NHL Lines: Ranking the Top 15 Most Famous Lines in NHL History
Great players can rarely do it on their own. Two players that are great together can be a game-changer, but a line of three that's dominant can be a season-changer.
There are some great lines in the NHL today, but the league's history has been filled with incredible combinations.
In this slideshow, we're going to look at some of the most famous lines in NHL history with the nickname of the group. Some had an original nickname, some were as simple as the last names of the players. But all were effective and catchy.
Honorable Mention: Today's Best Lines
Here are some of the best lines in the game today:
Anaheim: Bobby Ryan, Ryan Getzlaf, Corey Perry
Chicago: Patrick Sharp, Jonathan Toews, Patrick Kane
Detroit: Henrik Zetterberg, Pavel Datsyuk, Tomas Holmstrom
Washington: Alex Ovechkin, Nicklas Backstrom, Mike Knuble
Vancouver: Daniel Sedin, Henrik Sedin, Alex Burrows
15. The ABC Line
Tyler Arnason, Mark Bell and Kyle Calder.
Named by the alphabetically-inclined, this was a productive line for the Blackhawks.
14. The Stastny Brothers
Peter, Anton and Marian Stastny.
Pretty simple nickname here...they were brothers and their last name was Stastny. More importantly, these three broke down some major barriers for Eastern European players in the NHL by defecting and producing at an incredible rate.
13. The Legion of Doom
Eric Lindros, John LeClair and Mikael Renberg.
A big imposing line that was dominant for the Flyers in the mid to late 1990s.
12. The LCB Line
Reggie Leach, Bobby Clarke and Bill Barber.
Another "original" line nickname using the letters of each player's last name, this was (as you can see from the photo) the top scoring line in Philly for a number of years in the 1970s.
11. The Party Line
Steve Larmer, Denis Savard and Al Secord.
A unique combination of fists and speed, this was one of the most dangerous lines of the 1980s. Savard and Larmer had to leave Chicago to get Stanley Cup rings, but while together, they were two of the five best scorers in Hawks history.
10. The Million Dollar Line
Bobby Hull, Murray Balfour and Bill Hay.
One of the biggest lines of its time, Balfour and Hay helped Bobby Hull become one of the game's best scorers.
9. The Triple Crown Line
Marcel Dione, Dave Taylor and Charlie Simmer.
Three of the greatest Kings ever, this was the first line in NHL history where each player scored 100 points or more in the same season.
8. The Pony Line
Max Bentley, Doug Bentley and Bill Mosienko.
Three small players (all listed under 5'10") were all Hall of Famers and among the game's great scorers in the early 1940s.
7. The French Connection
Gilbert Perreault, Rick Martin and Rene Robert.

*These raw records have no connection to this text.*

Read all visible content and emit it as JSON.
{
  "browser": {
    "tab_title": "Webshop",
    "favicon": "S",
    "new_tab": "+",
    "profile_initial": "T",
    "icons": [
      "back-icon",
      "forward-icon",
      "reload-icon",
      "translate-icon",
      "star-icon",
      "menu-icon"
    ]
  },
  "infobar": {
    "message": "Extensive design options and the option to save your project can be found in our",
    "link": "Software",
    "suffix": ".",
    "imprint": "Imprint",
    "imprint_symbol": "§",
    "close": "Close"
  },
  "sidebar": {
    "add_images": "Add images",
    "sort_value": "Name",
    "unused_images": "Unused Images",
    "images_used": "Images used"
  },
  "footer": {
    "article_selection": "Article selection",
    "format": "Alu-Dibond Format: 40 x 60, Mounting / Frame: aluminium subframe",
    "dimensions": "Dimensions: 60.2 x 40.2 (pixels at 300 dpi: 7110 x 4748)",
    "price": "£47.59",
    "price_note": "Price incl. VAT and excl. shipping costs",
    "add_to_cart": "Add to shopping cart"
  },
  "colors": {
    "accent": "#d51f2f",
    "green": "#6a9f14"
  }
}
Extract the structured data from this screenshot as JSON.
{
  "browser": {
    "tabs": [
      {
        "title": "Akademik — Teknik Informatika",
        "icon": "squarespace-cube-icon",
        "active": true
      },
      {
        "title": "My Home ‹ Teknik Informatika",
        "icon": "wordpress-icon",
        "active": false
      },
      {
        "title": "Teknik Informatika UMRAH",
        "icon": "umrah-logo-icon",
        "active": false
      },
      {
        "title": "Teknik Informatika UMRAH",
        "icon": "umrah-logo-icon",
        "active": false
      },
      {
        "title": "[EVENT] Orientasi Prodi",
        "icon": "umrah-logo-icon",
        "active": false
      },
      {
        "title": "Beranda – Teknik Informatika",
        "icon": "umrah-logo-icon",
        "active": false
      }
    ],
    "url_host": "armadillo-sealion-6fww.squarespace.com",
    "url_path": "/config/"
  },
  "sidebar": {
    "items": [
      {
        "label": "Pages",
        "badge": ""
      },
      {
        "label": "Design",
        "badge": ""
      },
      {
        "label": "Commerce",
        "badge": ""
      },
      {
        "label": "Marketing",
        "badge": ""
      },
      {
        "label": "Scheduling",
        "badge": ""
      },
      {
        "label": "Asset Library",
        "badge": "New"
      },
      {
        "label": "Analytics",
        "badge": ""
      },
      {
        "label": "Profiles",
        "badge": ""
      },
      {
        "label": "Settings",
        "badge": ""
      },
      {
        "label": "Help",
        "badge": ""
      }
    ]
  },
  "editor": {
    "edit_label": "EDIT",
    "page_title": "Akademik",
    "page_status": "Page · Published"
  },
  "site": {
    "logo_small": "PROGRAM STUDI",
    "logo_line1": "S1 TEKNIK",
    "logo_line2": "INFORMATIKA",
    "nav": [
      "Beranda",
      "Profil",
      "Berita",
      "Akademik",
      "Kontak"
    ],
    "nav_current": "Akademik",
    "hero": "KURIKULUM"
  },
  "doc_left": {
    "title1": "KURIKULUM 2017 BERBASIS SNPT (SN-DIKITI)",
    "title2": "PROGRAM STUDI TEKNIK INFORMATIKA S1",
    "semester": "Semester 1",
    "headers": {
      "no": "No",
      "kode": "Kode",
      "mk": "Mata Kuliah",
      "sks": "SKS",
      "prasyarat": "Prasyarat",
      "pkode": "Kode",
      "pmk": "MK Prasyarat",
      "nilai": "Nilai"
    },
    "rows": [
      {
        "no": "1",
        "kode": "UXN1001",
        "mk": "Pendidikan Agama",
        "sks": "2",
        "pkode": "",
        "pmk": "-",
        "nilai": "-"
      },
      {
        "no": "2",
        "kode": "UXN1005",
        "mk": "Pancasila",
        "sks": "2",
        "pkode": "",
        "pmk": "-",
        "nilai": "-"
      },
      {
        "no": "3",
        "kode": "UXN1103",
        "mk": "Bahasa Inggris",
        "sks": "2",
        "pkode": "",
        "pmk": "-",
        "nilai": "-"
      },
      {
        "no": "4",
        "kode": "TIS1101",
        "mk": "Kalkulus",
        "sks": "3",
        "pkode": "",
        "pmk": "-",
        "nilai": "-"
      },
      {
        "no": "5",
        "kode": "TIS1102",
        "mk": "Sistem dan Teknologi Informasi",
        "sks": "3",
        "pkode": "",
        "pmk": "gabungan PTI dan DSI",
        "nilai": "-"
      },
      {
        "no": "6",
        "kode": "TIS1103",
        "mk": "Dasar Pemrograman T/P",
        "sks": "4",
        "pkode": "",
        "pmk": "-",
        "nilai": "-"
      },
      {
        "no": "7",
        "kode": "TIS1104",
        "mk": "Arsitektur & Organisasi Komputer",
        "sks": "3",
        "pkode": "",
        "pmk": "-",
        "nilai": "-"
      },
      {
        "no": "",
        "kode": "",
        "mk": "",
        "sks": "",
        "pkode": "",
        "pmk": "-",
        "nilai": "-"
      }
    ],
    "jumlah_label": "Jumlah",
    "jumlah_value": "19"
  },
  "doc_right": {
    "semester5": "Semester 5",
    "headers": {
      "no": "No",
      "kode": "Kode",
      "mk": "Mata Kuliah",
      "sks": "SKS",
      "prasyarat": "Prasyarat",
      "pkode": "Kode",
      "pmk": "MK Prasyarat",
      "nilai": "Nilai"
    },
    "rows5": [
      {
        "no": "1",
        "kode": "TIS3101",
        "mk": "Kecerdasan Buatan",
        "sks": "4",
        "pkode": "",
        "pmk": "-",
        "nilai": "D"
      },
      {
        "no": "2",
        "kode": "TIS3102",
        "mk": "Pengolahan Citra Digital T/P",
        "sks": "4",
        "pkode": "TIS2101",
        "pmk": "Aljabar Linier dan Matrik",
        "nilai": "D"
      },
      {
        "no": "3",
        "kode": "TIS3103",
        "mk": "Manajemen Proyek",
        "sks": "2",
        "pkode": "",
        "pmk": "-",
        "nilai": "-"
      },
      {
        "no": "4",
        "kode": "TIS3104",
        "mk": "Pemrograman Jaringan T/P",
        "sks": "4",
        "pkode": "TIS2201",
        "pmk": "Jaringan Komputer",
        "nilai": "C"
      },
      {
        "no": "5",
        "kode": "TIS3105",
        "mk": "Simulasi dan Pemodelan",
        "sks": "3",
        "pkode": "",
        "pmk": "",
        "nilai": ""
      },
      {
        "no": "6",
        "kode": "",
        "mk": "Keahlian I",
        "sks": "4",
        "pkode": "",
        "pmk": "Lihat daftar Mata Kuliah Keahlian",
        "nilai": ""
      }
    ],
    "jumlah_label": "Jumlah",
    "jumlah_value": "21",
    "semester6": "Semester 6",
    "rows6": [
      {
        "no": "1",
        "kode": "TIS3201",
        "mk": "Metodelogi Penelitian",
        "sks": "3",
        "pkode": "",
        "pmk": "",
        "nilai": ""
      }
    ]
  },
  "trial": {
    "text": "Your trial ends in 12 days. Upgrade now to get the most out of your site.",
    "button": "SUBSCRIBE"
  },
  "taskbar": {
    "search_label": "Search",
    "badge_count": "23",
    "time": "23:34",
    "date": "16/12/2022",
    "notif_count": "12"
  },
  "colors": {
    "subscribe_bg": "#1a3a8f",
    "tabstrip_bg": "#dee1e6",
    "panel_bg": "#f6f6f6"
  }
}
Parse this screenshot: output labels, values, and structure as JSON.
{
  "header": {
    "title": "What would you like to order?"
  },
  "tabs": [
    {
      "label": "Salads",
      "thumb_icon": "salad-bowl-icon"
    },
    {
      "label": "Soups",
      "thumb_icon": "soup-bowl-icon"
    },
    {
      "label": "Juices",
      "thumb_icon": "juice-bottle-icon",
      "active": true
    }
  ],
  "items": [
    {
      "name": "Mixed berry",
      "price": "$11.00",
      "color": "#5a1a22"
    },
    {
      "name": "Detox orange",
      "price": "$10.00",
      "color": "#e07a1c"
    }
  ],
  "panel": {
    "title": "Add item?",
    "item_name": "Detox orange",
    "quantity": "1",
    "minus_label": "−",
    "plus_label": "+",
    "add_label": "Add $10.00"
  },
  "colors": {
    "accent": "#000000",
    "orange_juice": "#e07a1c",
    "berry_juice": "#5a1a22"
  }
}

Three French-Canadian players that have been permanently placed in the rafters together in Buffalo together because of their contributions to the Sabres.
6. The Trio Grande Line (or the LILCO Line)
Clark Gillies, Bryan Trottier and Mike Bossy.
The top line on the last four-pete in NHL history, these three were as good as it got in the late 1970s and early 1980s.
5. The Punch Line
Toe Blake, Elmer Lach and Rocket Richard.
If you aren't familiar with these three, you're not much of a hockey fan. There's a trophy bearing Richard's name and Blake and Lach are two of the reasons the game honored the Rocket.
4. The Scooter Line
Doug Mohns, Stan Mikita and Ken Wharram.
A dominant scoring line, they were featured in their own "History Will Be Made" commercial.
3. The Sky Line
Mario Lemieux, Jaromir Jagr and Kevin Stevens.
Perhaps the most impressive scoring line of the past 25 years, all three were physically imposing and could score at will.
2. The Production Line
Detroit Red Wings
Gordie Howe, Sid Abel and Ted Lindsay
A reference to the auto industry in Detroit, there have been few (if any) lines better than this one. But one line was more famous...
1. The MPH Line
Pit Martin, Jim Pappin and Dennis Hull.
Chicago management initially wanted this line to feature the older Hull brother, Bobby, but when he held out, they gave the spot to Dennis. How respected were these guys? They were voted as the starters in the 1974 All-Star Game together, and were introduced at that All-Star game (and skated onto the ice) together.